▶ **Goal of the exercise**:
What is needed is an exact copy of every record.

▶ **Input data**:
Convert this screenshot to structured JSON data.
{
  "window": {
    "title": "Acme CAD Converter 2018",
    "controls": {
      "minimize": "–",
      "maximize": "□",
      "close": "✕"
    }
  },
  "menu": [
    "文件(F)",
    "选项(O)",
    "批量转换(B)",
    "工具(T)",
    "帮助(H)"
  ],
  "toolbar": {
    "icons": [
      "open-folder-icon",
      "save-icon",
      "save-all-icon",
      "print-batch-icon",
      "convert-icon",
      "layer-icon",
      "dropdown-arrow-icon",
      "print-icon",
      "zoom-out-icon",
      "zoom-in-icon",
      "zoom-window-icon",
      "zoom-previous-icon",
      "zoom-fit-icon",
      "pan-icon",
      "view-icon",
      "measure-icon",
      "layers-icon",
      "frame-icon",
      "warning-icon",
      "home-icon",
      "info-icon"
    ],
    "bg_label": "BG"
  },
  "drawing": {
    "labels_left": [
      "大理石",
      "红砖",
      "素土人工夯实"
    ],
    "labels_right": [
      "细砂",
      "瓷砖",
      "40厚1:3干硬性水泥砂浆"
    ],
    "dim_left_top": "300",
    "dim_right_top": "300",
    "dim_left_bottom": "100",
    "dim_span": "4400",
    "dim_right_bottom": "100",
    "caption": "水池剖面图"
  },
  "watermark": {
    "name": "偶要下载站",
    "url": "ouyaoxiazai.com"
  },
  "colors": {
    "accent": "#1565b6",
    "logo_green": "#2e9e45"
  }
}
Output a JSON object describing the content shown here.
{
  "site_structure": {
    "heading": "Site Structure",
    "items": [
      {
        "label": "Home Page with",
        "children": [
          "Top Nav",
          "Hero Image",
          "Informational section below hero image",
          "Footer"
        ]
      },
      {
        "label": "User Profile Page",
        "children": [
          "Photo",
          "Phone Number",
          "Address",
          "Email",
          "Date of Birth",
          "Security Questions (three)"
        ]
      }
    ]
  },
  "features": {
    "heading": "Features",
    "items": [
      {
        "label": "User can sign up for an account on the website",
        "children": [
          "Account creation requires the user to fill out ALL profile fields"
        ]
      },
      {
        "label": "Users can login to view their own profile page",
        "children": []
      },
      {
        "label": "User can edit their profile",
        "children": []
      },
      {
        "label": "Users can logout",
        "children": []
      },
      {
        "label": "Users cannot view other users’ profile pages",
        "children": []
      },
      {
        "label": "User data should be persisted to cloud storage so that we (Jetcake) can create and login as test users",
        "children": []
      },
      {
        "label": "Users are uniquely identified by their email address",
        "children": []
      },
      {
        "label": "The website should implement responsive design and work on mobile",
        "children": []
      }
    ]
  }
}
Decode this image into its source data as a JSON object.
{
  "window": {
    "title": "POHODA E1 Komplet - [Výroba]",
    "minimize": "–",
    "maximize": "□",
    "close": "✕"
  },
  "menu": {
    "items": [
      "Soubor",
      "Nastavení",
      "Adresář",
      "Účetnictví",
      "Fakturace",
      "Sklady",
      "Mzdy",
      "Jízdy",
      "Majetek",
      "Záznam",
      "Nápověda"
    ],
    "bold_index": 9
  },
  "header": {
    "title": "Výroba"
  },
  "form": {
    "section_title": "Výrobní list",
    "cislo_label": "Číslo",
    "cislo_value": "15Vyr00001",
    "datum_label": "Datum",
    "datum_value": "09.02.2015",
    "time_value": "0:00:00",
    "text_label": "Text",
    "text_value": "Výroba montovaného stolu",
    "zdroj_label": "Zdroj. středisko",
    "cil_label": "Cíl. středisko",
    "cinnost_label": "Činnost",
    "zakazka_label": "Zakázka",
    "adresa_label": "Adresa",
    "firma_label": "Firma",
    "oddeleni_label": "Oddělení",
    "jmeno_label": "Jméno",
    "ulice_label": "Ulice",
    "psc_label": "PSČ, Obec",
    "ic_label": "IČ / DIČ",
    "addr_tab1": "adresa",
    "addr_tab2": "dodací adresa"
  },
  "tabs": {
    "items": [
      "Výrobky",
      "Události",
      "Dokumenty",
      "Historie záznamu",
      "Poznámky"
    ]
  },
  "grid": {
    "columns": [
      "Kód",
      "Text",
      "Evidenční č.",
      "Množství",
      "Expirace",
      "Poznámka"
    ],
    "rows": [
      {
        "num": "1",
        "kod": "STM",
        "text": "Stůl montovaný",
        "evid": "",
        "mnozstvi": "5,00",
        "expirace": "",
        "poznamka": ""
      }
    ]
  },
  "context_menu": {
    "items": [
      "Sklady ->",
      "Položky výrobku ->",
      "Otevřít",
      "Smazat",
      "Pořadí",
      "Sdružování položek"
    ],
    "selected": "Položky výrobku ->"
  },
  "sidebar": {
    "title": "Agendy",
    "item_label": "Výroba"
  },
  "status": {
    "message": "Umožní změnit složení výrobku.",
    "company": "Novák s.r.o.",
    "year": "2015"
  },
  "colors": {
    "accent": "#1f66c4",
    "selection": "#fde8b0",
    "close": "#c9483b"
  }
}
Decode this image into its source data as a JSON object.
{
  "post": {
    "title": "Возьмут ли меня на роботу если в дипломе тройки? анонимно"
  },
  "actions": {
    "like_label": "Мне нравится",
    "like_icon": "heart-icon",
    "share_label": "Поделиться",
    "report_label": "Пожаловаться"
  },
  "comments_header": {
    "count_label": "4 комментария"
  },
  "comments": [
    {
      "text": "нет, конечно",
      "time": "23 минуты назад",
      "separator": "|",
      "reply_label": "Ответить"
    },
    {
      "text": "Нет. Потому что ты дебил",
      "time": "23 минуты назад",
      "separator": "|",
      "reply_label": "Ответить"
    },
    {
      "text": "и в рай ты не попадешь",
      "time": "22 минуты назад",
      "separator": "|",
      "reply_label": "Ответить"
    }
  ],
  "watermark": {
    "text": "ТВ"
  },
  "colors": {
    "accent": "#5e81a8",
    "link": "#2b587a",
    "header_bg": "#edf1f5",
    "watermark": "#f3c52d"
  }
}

▶ **Expected answer**:
Convert this screenshot to structured JSON data.
{
  "window": {
    "title": "Acme CAD Converter 2018",
    "controls": {
      "minimize": "–",
      "maximize": "□",
      "close": "✕"
    }
  },
  "menu": [
    "文件(F)",
    "选项(O)",
    "批量转换(B)",
    "工具(T)",
    "帮助(H)"
  ],
  "toolbar": {
    "icons": [
      "open-folder-icon",
      "save-icon",
      "save-all-icon",
      "print-batch-icon",
      "convert-icon",
      "layer-icon",
      "dropdown-arrow-icon",
      "print-icon",
      "zoom-out-icon",
      "zoom-in-icon",
      "zoom-window-icon",
      "zoom-previous-icon",
      "zoom-fit-icon",
      "pan-icon",
      "view-icon",
      "measure-icon",
      "layers-icon",
      "frame-icon",
      "warning-icon",
      "home-icon",
      "info-icon"
    ],
    "bg_label": "BG"
  },
  "drawing": {
    "labels_left": [
      "大理石",
      "红砖",
      "素土人工夯实"
    ],
    "labels_right": [
      "细砂",
      "瓷砖",
      "40厚1:3干硬性水泥砂浆"
    ],
    "dim_left_top": "300",
    "dim_right_top": "300",
    "dim_left_bottom": "100",
    "dim_span": "4400",
    "dim_right_bottom": "100",
    "caption": "水池剖面图"
  },
  "watermark": {
    "name": "偶要下载站",
    "url": "ouyaoxiazai.com"
  },
  "colors": {
    "accent": "#1565b6",
    "logo_green": "#2e9e45"
  }
}
Output a JSON object describing the content shown here.
{
  "site_structure": {
    "heading": "Site Structure",
    "items": [
      {
        "label": "Home Page with",
        "children": [
          "Top Nav",
          "Hero Image",
          "Informational section below hero image",
          "Footer"
        ]
      },
      {
        "label": "User Profile Page",
        "children": [
          "Photo",
          "Phone Number",
          "Address",
          "Email",
          "Date of Birth",
          "Security Questions (three)"
        ]
      }
    ]
  },
  "features": {
    "heading": "Features",
    "items": [
      {
        "label": "User can sign up for an account on the website",
        "children": [
          "Account creation requires the user to fill out ALL profile fields"
        ]
      },
      {
        "label": "Users can login to view their own profile page",
        "children": []
      },
      {
        "label": "User can edit their profile",
        "children": []
      },
      {
        "label": "Users can logout",
        "children": []
      },
      {
        "label": "Users cannot view other users’ profile pages",
        "children": []
      },
      {
        "label": "User data should be persisted to cloud storage so that we (Jetcake) can create and login as test users",
        "children": []
      },
      {
        "label": "Users are uniquely identified by their email address",
        "children": []
      },
      {
        "label": "The website should implement responsive design and work on mobile",
        "children": []
      }
    ]
  }
}
Decode this image into its source data as a JSON object.
{
  "window": {
    "title": "POHODA E1 Komplet - [Výroba]",
    "minimize": "–",
    "maximize": "□",
    "close": "✕"
  },
  "menu": {
    "items": [
      "Soubor",
      "Nastavení",
      "Adresář",
      "Účetnictví",
      "Fakturace",
      "Sklady",
      "Mzdy",
      "Jízdy",
      "Majetek",
      "Záznam",
      "Nápověda"
    ],
    "bold_index": 9
  },
  "header": {
    "title": "Výroba"
  },
  "form": {
    "section_title": "Výrobní list",
    "cislo_label": "Číslo",
    "cislo_value": "15Vyr00001",
    "datum_label": "Datum",
    "datum_value": "09.02.2015",
    "time_value": "0:00:00",
    "text_label": "Text",
    "text_value": "Výroba montovaného stolu",
    "zdroj_label": "Zdroj. středisko",
    "cil_label": "Cíl. středisko",
    "cinnost_label": "Činnost",
    "zakazka_label": "Zakázka",
    "adresa_label": "Adresa",
    "firma_label": "Firma",
    "oddeleni_label": "Oddělení",
    "jmeno_label": "Jméno",
    "ulice_label": "Ulice",
    "psc_label": "PSČ, Obec",
    "ic_label": "IČ / DIČ",
    "addr_tab1": "adresa",
    "addr_tab2": "dodací adresa"
  },
  "tabs": {
    "items": [
      "Výrobky",
      "Události",
      "Dokumenty",
      "Historie záznamu",
      "Poznámky"
    ]
  },
  "grid": {
    "columns": [
      "Kód",
      "Text",
      "Evidenční č.",
      "Množství",
      "Expirace",
      "Poznámka"
    ],
    "rows": [
      {
        "num": "1",
        "kod": "STM",
        "text": "Stůl montovaný",
        "evid": "",
        "mnozstvi": "5,00",
        "expirace": "",
        "poznamka": ""
      }
    ]
  },
  "context_menu": {
    "items": [
      "Sklady ->",
      "Položky výrobku ->",
      "Otevřít",
      "Smazat",
      "Pořadí",
      "Sdružování položek"
    ],
    "selected": "Položky výrobku ->"
  },
  "sidebar": {
    "title": "Agendy",
    "item_label": "Výroba"
  },
  "status": {
    "message": "Umožní změnit složení výrobku.",
    "company": "Novák s.r.o.",
    "year": "2015"
  },
  "colors": {
    "accent": "#1f66c4",
    "selection": "#fde8b0",
    "close": "#c9483b"
  }
}
Decode this image into its source data as a JSON object.
{
  "post": {
    "title": "Возьмут ли меня на роботу если в дипломе тройки? анонимно"
  },
  "actions": {
    "like_label": "Мне нравится",
    "like_icon": "heart-icon",
    "share_label": "Поделиться",
    "report_label": "Пожаловаться"
  },
  "comments_header": {
    "count_label": "4 комментария"
  },
  "comments": [
    {
      "text": "нет, конечно",
      "time": "23 минуты назад",
      "separator": "|",
      "reply_label": "Ответить"
    },
    {
      "text": "Нет. Потому что ты дебил",
      "time": "23 минуты назад",
      "separator": "|",
      "reply_label": "Ответить"
    },
    {
      "text": "и в рай ты не попадешь",
      "time": "22 минуты назад",
      "separator": "|",
      "reply_label": "Ответить"
    }
  ],
  "watermark": {
    "text": "ТВ"
  },
  "colors": {
    "accent": "#5e81a8",
    "link": "#2b587a",
    "header_bg": "#edf1f5",
    "watermark": "#f3c52d"
  }
}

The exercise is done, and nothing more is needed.